App and web page records
* * *
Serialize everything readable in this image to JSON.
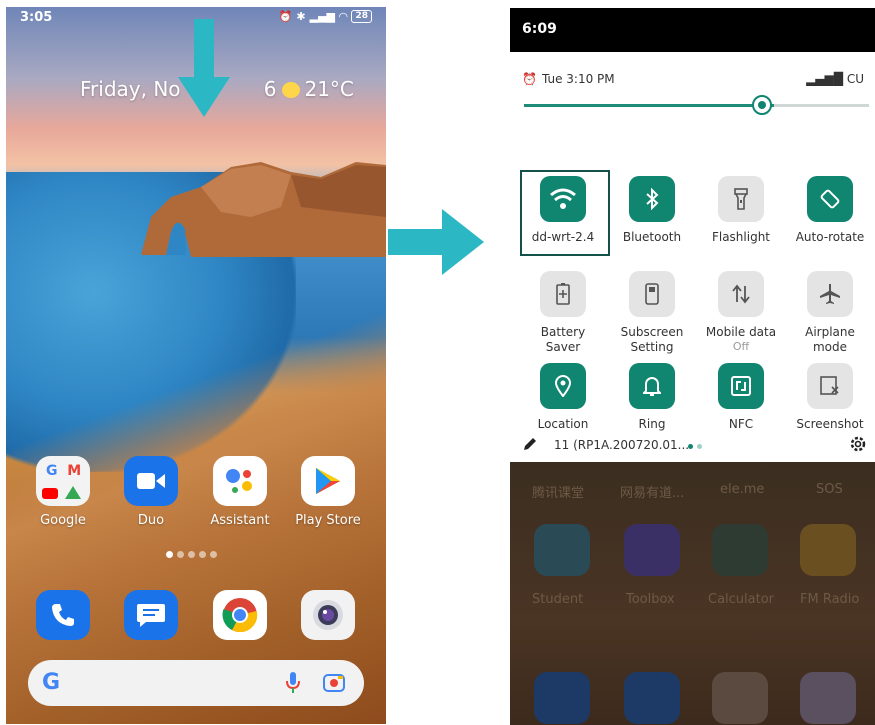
{
  "left_phone": {
    "status_time": "3:05",
    "battery": "28",
    "date_weather": "Friday, No",
    "date_tail": "6",
    "temperature": "21°C",
    "apps_row1": [
      "Google",
      "Duo",
      "Assistant",
      "Play Store"
    ],
    "dock": [
      "phone-icon",
      "messages-icon",
      "chrome-icon",
      "camera-icon"
    ],
    "page_dots": 5,
    "search_logo": "G"
  },
  "right_phone": {
    "status_time": "6:09",
    "shade_time": "Tue 3:10 PM",
    "carrier": "CU",
    "brightness": 0.725,
    "tiles": [
      {
        "label": "dd-wrt-2.4",
        "state": "on"
      },
      {
        "label": "Bluetooth",
        "state": "on"
      },
      {
        "label": "Flashlight",
        "state": "off"
      },
      {
        "label": "Auto-rotate",
        "state": "on"
      },
      {
        "label": "Battery",
        "label2": "Saver",
        "state": "off"
      },
      {
        "label": "Subscreen",
        "label2": "Setting",
        "state": "off"
      },
      {
        "label": "Mobile data",
        "sub": "Off",
        "state": "off"
      },
      {
        "label": "Airplane",
        "label2": "mode",
        "state": "off"
      },
      {
        "label": "Location",
        "state": "on"
      },
      {
        "label": "Ring",
        "state": "on"
      },
      {
        "label": "NFC",
        "state": "on"
      },
      {
        "label": "Screenshot",
        "state": "off"
      }
    ],
    "build": "11 (RP1A.200720.01...",
    "dimmed_top_labels": [
      "腾讯课堂",
      "网易有道...",
      "ele.me",
      "SOS"
    ],
    "dimmed_apps": [
      "Student",
      "Toolbox",
      "Calculator",
      "FM Radio"
    ]
  },
  "colors": {
    "accent": "#10856f",
    "arrow": "#2bb8c4"
  }
}
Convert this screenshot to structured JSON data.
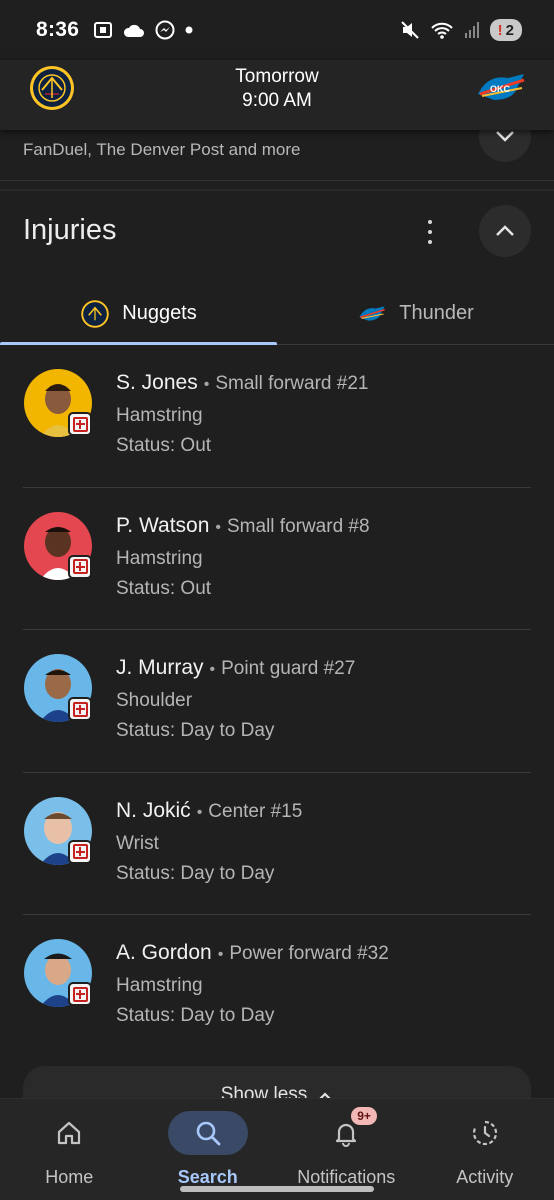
{
  "status_bar": {
    "time": "8:36",
    "battery_count": "2",
    "battery_warn": "!"
  },
  "header": {
    "game_day": "Tomorrow",
    "game_time": "9:00 AM",
    "home_team_logo": "nuggets-logo",
    "away_team_logo": "thunder-logo"
  },
  "sources": {
    "text": "FanDuel, The Denver Post and more"
  },
  "injuries": {
    "title": "Injuries",
    "tabs": [
      {
        "label": "Nuggets",
        "active": true
      },
      {
        "label": "Thunder",
        "active": false
      }
    ],
    "players": [
      {
        "name": "S. Jones",
        "position": "Small forward #21",
        "injury": "Hamstring",
        "status": "Status: Out",
        "avatar_bg": "#f2b500"
      },
      {
        "name": "P. Watson",
        "position": "Small forward #8",
        "injury": "Hamstring",
        "status": "Status: Out",
        "avatar_bg": "#e4474f"
      },
      {
        "name": "J. Murray",
        "position": "Point guard #27",
        "injury": "Shoulder",
        "status": "Status: Day to Day",
        "avatar_bg": "#69b7e8"
      },
      {
        "name": "N. Jokić",
        "position": "Center #15",
        "injury": "Wrist",
        "status": "Status: Day to Day",
        "avatar_bg": "#79bfe9"
      },
      {
        "name": "A. Gordon",
        "position": "Power forward #32",
        "injury": "Hamstring",
        "status": "Status: Day to Day",
        "avatar_bg": "#69b7e8"
      }
    ],
    "show_less_label": "Show less"
  },
  "bottom_nav": {
    "items": [
      {
        "label": "Home",
        "icon": "home-icon",
        "active": false
      },
      {
        "label": "Search",
        "icon": "search-icon",
        "active": true
      },
      {
        "label": "Notifications",
        "icon": "bell-icon",
        "active": false,
        "badge": "9+"
      },
      {
        "label": "Activity",
        "icon": "activity-icon",
        "active": false
      }
    ]
  },
  "colors": {
    "background": "#1f1f1f",
    "accent": "#a8c7fa",
    "injury_red": "#c5221f"
  }
}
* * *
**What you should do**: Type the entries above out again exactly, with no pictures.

**Exercise solution**:
Serialize everything readable in this image to JSON.
{
  "left_phone": {
    "status_time": "3:05",
    "battery": "28",
    "date_weather": "Friday, No",
    "date_tail": "6",
    "temperature": "21°C",
    "apps_row1": [
      "Google",
      "Duo",
      "Assistant",
      "Play Store"
    ],
    "dock": [
      "phone-icon",
      "messages-icon",
      "chrome-icon",
      "camera-icon"
    ],
    "page_dots": 5,
    "search_logo": "G"
  },
  "right_phone": {
    "status_time": "6:09",
    "shade_time": "Tue 3:10 PM",
    "carrier": "CU",
    "brightness": 0.725,
    "tiles": [
      {
        "label": "dd-wrt-2.4",
        "state": "on"
      },
      {
        "label": "Bluetooth",
        "state": "on"
      },
      {
        "label": "Flashlight",
        "state": "off"
      },
      {
        "label": "Auto-rotate",
        "state": "on"
      },
      {
        "label": "Battery",
        "label2": "Saver",
        "state": "off"
      },
      {
        "label": "Subscreen",
        "label2": "Setting",
        "state": "off"
      },
      {
        "label": "Mobile data",
        "sub": "Off",
        "state": "off"
      },
      {
        "label": "Airplane",
        "label2": "mode",
        "state": "off"
      },
      {
        "label": "Location",
        "state": "on"
      },
      {
        "label": "Ring",
        "state": "on"
      },
      {
        "label": "NFC",
        "state": "on"
      },
      {
        "label": "Screenshot",
        "state": "off"
      }
    ],
    "build": "11 (RP1A.200720.01...",
    "dimmed_top_labels": [
      "腾讯课堂",
      "网易有道...",
      "ele.me",
      "SOS"
    ],
    "dimmed_apps": [
      "Student",
      "Toolbox",
      "Calculator",
      "FM Radio"
    ]
  },
  "colors": {
    "accent": "#10856f",
    "arrow": "#2bb8c4"
  }
}
Convert this screenshot to structured JSON data.
{
  "status_bar": {
    "time": "8:36",
    "battery_count": "2",
    "battery_warn": "!"
  },
  "header": {
    "game_day": "Tomorrow",
    "game_time": "9:00 AM",
    "home_team_logo": "nuggets-logo",
    "away_team_logo": "thunder-logo"
  },
  "sources": {
    "text": "FanDuel, The Denver Post and more"
  },
  "injuries": {
    "title": "Injuries",
    "tabs": [
      {
        "label": "Nuggets",
        "active": true
      },
      {
        "label": "Thunder",
        "active": false
      }
    ],
    "players": [
      {
        "name": "S. Jones",
        "position": "Small forward #21",
        "injury": "Hamstring",
        "status": "Status: Out",
        "avatar_bg": "#f2b500"
      },
      {
        "name": "P. Watson",
        "position": "Small forward #8",
        "injury": "Hamstring",
        "status": "Status: Out",
        "avatar_bg": "#e4474f"
      },
      {
        "name": "J. Murray",
        "position": "Point guard #27",
        "injury": "Shoulder",
        "status": "Status: Day to Day",
        "avatar_bg": "#69b7e8"
      },
      {
        "name": "N. Jokić",
        "position": "Center #15",
        "injury": "Wrist",
        "status": "Status: Day to Day",
        "avatar_bg": "#79bfe9"
      },
      {
        "name": "A. Gordon",
        "position": "Power forward #32",
        "injury": "Hamstring",
        "status": "Status: Day to Day",
        "avatar_bg": "#69b7e8"
      }
    ],
    "show_less_label": "Show less"
  },
  "bottom_nav": {
    "items": [
      {
        "label": "Home",
        "icon": "home-icon",
        "active": false
      },
      {
        "label": "Search",
        "icon": "search-icon",
        "active": true
      },
      {
        "label": "Notifications",
        "icon": "bell-icon",
        "active": false,
        "badge": "9+"
      },
      {
        "label": "Activity",
        "icon": "activity-icon",
        "active": false
      }
    ]
  },
  "colors": {
    "background": "#1f1f1f",
    "accent": "#a8c7fa",
    "injury_red": "#c5221f"
  }
}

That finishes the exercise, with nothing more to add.